Activity —
Please copy out every line in the entries that includes the word "кампании".

Data for review —
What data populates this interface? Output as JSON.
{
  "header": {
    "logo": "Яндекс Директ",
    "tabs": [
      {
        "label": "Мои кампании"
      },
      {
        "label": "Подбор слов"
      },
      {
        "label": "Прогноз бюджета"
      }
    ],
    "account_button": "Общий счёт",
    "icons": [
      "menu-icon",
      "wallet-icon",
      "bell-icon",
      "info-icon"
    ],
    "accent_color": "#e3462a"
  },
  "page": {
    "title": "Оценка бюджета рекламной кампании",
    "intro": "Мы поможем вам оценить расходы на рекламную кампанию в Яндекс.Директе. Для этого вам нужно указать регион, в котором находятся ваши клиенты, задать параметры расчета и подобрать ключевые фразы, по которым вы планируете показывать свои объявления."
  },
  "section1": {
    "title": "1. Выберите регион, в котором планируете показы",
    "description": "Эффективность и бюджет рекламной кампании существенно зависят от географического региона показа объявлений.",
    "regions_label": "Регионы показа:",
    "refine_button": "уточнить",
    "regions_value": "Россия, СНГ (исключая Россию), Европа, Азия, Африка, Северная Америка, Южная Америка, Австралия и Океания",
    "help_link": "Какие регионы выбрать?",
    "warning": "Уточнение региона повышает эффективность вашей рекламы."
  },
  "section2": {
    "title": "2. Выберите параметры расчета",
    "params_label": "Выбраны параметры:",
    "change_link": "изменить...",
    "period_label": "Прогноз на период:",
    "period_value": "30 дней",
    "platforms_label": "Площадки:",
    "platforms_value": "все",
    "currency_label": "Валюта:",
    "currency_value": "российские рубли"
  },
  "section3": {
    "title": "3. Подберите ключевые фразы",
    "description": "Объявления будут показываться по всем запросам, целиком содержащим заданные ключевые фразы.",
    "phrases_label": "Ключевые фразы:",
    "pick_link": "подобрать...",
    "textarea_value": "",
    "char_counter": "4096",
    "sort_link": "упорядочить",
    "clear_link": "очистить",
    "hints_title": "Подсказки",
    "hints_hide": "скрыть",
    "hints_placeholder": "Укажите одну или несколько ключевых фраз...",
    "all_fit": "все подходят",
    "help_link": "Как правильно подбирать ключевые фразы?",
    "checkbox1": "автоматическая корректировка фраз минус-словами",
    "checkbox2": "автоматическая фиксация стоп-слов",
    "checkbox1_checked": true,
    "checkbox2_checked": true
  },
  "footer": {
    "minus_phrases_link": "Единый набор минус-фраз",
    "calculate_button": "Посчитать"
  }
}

Response to the exercise —
        "label": "Мои кампании"
    "title": "Оценка бюджета рекламной кампании",
    "description": "Эффективность и бюджет рекламной кампании существенно зависят от географического региона показа объявлений.",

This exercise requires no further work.